Your objective => Reproduce the listing below character for character; drop every image.

Task inputs =>
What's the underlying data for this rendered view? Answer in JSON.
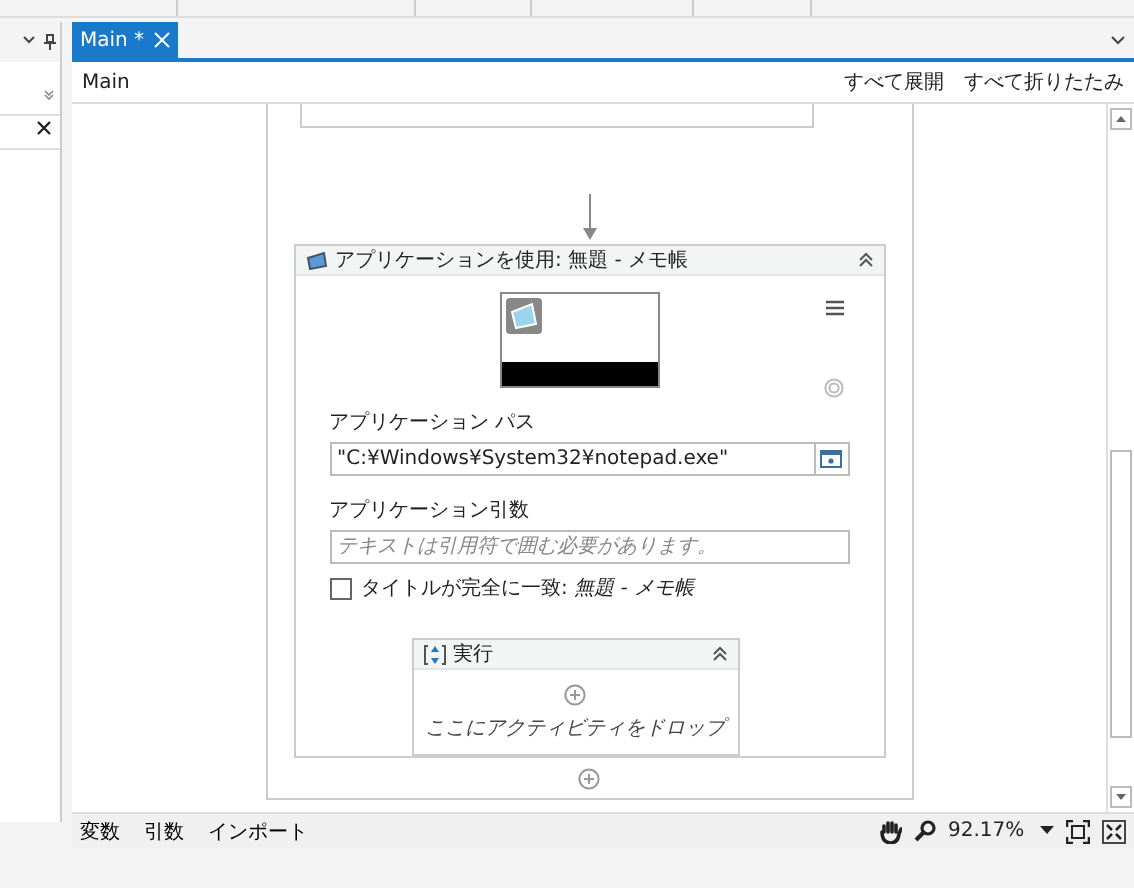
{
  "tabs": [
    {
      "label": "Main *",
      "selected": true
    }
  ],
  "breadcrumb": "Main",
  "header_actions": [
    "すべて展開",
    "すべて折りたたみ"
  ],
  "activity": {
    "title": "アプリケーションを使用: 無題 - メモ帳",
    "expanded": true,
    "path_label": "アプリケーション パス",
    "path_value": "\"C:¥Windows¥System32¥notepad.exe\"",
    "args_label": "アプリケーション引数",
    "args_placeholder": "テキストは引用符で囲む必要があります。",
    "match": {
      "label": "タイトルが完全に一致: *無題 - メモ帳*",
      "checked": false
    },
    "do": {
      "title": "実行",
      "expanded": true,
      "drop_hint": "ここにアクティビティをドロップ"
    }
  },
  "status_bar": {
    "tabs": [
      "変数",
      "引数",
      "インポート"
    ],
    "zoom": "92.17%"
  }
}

Output of the task =>
What's the underlying data for this rendered view? Answer in JSON.
{
  "tabs": [
    {
      "label": "Main *",
      "selected": true
    }
  ],
  "breadcrumb": "Main",
  "header_actions": [
    "すべて展開",
    "すべて折りたたみ"
  ],
  "activity": {
    "title": "アプリケーションを使用: 無題 - メモ帳",
    "expanded": true,
    "path_label": "アプリケーション パス",
    "path_value": "\"C:¥Windows¥System32¥notepad.exe\"",
    "args_label": "アプリケーション引数",
    "args_placeholder": "テキストは引用符で囲む必要があります。",
    "match": {
      "label": "タイトルが完全に一致: *無題 - メモ帳*",
      "checked": false
    },
    "do": {
      "title": "実行",
      "expanded": true,
      "drop_hint": "ここにアクティビティをドロップ"
    }
  },
  "status_bar": {
    "tabs": [
      "変数",
      "引数",
      "インポート"
    ],
    "zoom": "92.17%"
  }
}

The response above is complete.